• [INSTRUCTIONS TO FOLLOW]: Wherever "Export" shows up in the records below, copy the whole line.

• [INPUT DATA]:

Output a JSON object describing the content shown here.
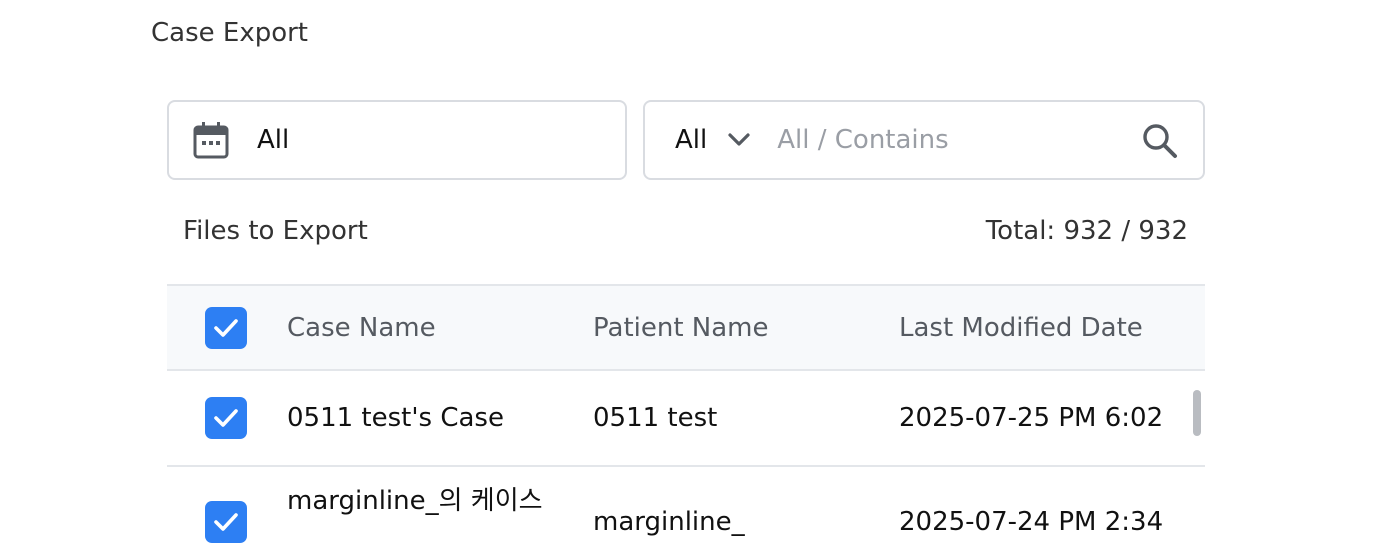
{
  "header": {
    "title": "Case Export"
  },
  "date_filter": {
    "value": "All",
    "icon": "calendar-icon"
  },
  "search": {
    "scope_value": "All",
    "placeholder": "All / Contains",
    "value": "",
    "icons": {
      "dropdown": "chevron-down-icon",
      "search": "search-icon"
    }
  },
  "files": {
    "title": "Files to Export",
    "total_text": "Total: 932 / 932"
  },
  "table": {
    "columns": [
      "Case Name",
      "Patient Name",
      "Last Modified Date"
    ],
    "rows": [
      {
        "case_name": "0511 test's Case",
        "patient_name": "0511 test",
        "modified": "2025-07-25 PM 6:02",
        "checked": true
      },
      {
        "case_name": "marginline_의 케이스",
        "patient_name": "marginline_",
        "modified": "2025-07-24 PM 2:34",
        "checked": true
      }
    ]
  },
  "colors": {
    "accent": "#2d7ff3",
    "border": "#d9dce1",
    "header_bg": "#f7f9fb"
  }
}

• [EXERCISE ANSWER]:
    "title": "Case Export"
    "title": "Files to Export",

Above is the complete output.